**What to work on**
Only lines holding the word "glyph" are wanted from the records; copy all of them.

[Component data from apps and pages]
_ _ _ _ _

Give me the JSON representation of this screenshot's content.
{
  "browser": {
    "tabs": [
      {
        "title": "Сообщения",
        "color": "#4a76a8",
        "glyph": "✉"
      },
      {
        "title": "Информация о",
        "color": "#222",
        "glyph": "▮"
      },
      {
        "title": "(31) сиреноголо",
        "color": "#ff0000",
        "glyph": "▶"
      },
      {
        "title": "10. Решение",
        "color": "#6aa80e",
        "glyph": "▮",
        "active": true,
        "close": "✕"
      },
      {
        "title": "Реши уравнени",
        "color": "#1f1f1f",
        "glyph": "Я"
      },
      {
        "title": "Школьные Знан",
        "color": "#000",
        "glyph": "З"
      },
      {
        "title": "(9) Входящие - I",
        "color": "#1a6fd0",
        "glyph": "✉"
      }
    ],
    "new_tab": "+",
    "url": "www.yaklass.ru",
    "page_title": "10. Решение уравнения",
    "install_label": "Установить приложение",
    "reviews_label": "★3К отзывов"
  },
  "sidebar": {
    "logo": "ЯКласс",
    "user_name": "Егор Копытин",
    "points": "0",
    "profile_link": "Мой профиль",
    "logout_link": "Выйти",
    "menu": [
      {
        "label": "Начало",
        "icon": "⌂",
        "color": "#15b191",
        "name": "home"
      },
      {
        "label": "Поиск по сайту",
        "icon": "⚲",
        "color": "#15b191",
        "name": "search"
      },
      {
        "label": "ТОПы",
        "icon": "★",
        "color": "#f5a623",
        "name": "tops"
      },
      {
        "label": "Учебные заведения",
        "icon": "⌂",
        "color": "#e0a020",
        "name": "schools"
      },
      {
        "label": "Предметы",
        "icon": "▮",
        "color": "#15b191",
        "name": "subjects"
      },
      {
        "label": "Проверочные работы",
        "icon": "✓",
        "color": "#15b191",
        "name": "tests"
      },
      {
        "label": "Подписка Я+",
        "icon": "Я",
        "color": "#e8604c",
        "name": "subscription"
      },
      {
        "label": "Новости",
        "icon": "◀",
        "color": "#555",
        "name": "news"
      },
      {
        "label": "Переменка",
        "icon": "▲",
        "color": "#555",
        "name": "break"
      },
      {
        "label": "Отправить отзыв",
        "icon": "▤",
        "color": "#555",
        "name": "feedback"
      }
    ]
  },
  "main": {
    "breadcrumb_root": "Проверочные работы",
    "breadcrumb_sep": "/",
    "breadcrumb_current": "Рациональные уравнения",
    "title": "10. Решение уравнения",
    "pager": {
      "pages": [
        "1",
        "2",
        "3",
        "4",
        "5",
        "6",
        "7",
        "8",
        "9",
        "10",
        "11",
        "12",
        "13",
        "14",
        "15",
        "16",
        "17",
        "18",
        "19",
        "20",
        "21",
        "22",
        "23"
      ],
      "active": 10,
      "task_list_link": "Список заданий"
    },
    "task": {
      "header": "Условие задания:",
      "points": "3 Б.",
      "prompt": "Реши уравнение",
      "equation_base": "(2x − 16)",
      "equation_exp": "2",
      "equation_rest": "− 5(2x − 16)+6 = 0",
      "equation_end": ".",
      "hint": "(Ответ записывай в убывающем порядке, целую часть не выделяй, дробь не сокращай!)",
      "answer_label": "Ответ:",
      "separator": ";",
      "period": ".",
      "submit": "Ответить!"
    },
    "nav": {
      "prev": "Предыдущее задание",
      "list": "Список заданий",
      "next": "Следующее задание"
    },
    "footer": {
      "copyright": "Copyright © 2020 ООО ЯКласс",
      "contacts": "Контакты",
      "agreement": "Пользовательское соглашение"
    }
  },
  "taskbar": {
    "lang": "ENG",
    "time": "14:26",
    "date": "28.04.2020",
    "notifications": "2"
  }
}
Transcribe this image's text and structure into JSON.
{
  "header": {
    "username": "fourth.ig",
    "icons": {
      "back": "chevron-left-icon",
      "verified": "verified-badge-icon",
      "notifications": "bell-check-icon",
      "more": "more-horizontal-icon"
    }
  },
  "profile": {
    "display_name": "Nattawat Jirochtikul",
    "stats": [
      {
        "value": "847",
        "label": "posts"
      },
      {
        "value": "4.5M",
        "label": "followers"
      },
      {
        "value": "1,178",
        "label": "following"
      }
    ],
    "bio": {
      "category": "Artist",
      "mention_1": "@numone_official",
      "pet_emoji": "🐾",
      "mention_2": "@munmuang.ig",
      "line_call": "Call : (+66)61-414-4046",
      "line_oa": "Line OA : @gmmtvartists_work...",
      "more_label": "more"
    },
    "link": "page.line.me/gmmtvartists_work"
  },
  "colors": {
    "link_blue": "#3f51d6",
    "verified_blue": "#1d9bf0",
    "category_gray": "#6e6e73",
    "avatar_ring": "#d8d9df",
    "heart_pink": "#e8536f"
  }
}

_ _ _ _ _

**Result of the exercise**
        "glyph": "✉"
        "glyph": "▮"
        "glyph": "▶"
        "glyph": "▮",
        "glyph": "Я"
        "glyph": "З"
        "glyph": "✉"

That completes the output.